It is difficult to compare adherence to the use of hip protectors across studies. 6 17–22 There is no generally accepted definition of adherence, and methods of assessment differ. The most valid method would be to observe the use of hip protectors during unscheduled visits, but in a pilot study this turned out to be unfeasible.8 Often residents were not present or members of staff were too busy to spend time answering questions. Preselection of participants is a further source of variance in adherence. Kannus et al included only residents who agreed to wear the protector.19 They reported that in 74% of falls the hip protector had been worn. In our study the programme was offered to all eligible residents in those homes allocated to the intervention group. This approach resulted in the use of protectors during 54% of falls compared with 8% in the control group (proportions adjusted for cluster randomisation). Lauritzen et al found a compliance rate of 24% associated with a 56% reduction in hip fractures.6 This finding was explained by a preferential use of the protector by residents at the highest risk and with the highest possible benefit. Thus, an increase in compliance may not necessarily relate to an equivalent decrease in fractures. On the other hand, it is likely that even the limited use of hip protectors in the control group of the present study was effective in preventing hip fractures. In other studies people in control groups did not use hip protectors. 6 17–21 Thus, the relative risk reduction in hip fractures might have been more pronounced in our study if hip protectors had been unavailable in the control group.
The apparent benefit of a lower rate of hospital admissions related to falls in the intervention group should not be overinterpreted, as there was a trend of fewer falls in the intervention group that remains open to various explanations.
The present study has several strengths. To avoid violation of randomisation and selection bias we did not exclude participants who declined to use the hip protector. In contrast, Kannus et al excluded 31% of participants who were assigned to the hip protector group but who declined to participate after randomisation, and people who dropped out were replaced from a “waiting list.”19 In contrast with former studies 6 17 20 21 we used properly concealed allocation. Cluster randomisation was essential because the intervention programme relied on changes to nursing techniques.

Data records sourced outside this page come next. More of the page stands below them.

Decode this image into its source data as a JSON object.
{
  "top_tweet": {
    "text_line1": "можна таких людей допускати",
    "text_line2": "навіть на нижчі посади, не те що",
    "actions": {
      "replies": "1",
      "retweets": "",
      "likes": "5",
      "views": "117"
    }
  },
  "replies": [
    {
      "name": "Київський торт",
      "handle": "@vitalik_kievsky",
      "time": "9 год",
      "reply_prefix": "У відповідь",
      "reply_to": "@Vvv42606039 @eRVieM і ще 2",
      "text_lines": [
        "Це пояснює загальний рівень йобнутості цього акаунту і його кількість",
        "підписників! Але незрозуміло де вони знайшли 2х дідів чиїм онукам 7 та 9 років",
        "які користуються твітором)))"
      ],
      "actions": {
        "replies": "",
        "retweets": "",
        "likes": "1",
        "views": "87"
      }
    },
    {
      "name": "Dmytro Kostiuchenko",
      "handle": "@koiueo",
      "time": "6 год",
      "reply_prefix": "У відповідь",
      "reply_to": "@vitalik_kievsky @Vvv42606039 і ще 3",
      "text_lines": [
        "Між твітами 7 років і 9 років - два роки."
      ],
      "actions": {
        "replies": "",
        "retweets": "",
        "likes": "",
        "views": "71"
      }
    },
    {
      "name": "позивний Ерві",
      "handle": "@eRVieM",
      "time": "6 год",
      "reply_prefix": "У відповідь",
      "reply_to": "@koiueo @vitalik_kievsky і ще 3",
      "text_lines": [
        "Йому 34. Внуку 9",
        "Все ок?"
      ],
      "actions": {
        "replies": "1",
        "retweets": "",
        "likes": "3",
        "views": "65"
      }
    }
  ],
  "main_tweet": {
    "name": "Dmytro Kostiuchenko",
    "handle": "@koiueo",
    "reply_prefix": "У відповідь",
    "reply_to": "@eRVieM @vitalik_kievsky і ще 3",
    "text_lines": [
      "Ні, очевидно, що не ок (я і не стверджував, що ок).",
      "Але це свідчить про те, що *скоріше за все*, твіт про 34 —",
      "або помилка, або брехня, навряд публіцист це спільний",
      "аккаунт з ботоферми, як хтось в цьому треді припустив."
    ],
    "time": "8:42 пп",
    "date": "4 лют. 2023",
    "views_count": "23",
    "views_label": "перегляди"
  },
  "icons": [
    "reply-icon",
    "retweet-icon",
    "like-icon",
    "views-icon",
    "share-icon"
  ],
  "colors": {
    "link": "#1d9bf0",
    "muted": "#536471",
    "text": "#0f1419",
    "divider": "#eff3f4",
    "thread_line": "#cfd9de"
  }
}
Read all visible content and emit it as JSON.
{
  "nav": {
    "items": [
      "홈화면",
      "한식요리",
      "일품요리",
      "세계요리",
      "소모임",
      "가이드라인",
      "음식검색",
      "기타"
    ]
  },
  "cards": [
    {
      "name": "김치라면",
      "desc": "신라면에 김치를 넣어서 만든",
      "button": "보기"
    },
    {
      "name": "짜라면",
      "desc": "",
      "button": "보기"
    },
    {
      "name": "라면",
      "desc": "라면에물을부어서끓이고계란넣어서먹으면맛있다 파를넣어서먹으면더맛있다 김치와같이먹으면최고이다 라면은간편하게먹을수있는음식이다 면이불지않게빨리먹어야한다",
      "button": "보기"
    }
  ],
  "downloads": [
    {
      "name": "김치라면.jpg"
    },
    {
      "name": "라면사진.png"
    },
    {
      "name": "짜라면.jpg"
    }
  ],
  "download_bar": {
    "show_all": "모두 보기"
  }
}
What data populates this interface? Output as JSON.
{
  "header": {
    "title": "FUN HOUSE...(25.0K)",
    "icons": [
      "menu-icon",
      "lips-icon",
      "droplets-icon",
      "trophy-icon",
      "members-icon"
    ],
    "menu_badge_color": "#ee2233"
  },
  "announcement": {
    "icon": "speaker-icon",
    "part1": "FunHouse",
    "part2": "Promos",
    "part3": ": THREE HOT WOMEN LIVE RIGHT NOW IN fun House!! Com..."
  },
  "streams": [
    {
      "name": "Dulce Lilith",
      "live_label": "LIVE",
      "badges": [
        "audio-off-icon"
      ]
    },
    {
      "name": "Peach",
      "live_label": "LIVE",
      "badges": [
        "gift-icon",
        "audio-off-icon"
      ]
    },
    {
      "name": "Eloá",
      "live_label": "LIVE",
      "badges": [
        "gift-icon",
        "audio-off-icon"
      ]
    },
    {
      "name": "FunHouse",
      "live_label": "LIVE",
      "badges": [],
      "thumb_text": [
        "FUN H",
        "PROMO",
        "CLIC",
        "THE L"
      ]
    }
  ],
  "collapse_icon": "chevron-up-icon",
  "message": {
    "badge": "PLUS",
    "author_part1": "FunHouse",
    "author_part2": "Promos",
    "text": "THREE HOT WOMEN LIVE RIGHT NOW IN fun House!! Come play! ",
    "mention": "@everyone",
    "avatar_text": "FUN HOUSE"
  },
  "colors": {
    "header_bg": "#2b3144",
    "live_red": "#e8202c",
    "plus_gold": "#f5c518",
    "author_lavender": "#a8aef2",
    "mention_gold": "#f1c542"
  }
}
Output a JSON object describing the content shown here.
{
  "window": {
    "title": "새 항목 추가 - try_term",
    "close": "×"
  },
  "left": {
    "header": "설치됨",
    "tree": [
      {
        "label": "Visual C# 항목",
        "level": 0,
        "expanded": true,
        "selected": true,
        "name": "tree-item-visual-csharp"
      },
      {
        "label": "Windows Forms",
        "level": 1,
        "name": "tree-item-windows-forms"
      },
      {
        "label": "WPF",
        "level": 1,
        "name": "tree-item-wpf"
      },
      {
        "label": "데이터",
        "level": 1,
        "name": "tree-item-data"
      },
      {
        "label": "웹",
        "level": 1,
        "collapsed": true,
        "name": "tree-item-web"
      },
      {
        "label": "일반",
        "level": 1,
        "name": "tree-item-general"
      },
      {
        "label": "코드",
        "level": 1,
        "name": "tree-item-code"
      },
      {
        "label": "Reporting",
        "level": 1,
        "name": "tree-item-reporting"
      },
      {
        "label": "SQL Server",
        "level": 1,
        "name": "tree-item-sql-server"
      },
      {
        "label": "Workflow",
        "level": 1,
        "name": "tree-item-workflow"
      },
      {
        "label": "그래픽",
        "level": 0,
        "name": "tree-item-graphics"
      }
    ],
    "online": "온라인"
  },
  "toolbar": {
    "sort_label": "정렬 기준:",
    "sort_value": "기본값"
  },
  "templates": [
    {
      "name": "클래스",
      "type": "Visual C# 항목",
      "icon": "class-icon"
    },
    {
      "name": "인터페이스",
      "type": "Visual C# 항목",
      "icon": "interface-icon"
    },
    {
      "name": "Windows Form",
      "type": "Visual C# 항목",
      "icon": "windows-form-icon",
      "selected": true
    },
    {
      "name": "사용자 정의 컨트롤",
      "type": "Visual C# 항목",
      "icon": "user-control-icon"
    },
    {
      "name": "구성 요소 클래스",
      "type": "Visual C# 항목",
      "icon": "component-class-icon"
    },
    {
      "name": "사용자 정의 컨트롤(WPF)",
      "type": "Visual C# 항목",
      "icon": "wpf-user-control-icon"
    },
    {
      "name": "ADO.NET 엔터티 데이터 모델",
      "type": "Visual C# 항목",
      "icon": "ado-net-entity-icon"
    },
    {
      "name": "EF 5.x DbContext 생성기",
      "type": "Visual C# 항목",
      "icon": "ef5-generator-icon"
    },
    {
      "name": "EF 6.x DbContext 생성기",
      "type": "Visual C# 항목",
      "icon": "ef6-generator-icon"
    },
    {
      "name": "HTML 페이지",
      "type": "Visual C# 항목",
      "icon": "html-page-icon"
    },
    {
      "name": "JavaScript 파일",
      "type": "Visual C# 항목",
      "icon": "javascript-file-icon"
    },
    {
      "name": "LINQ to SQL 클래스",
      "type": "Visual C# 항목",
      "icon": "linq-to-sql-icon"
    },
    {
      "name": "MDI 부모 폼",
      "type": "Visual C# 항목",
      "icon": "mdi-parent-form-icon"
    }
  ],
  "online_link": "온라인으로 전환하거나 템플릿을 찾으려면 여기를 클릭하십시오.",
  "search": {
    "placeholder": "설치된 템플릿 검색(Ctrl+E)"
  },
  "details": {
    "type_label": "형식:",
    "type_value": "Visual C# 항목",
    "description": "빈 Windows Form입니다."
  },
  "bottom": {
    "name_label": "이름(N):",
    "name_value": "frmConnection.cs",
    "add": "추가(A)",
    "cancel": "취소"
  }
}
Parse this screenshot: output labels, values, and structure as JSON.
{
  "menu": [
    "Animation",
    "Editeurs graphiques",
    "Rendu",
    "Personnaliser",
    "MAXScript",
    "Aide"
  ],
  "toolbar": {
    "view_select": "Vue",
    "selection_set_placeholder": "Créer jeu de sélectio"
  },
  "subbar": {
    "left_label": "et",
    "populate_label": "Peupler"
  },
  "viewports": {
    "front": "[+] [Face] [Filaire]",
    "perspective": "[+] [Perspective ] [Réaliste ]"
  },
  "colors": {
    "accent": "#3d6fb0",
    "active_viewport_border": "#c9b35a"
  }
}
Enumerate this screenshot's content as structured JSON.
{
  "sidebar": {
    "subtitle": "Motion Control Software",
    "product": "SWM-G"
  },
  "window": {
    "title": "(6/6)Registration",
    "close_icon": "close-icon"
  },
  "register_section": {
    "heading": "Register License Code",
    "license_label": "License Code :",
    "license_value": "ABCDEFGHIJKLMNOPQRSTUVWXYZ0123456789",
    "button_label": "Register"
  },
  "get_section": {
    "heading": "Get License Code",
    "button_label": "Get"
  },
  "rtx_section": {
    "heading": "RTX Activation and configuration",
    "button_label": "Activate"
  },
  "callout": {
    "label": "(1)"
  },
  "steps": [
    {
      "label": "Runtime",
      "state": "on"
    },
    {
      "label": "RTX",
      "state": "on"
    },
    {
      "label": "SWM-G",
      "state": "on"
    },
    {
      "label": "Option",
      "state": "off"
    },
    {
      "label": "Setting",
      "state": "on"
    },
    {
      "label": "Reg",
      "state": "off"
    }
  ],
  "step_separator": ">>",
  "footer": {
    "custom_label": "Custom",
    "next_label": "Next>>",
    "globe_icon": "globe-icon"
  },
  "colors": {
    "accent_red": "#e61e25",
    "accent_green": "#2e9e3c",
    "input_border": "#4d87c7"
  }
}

We also recruited a large number of clusters and performed statistical analyses taking cluster randomisation into account.
In conclusion, we have shown that a structured education programme and provision of free hip protectors can increase use. Long term implementation of the intervention requires the provision of hip protectors on prescription for elderly people at high risk of hip fracture.
We thank the study coordinators, nursing staff, and participating residents of 49 nursing home clusters in Hamburg; Hubert Overmann, University Düsseldorf, for the external allocation of clusters; and Anke Delakowitz and Brigitte Gerloff for assistance in data collection and administration.
Contributors: IM and AW initiated the study and developed the study protocol. IM coordinated the study, led analysis of data, and edited the paper at all stages. AW developed and evaluated the education programme. AW and GM implemented the intervention, participated in coordinating the study, data collection, analysis, and editing. GM and IM wrote the paper. RB calculated the sample size and designed and performed the analysis. GM and AW are guarantors.
Funding Public Health Research Network Northern Germany (project TP III-1). Rölke Pharma (Hamburg, Germany) provided the hip protectors for this study and has given a grant to the University of Hamburg.
Competing interests AW was formerly an employee and is at present a consultant of Rölke Pharma, the German distributor of Safehip. AW and GM have received travel grants from Rölke Pharma.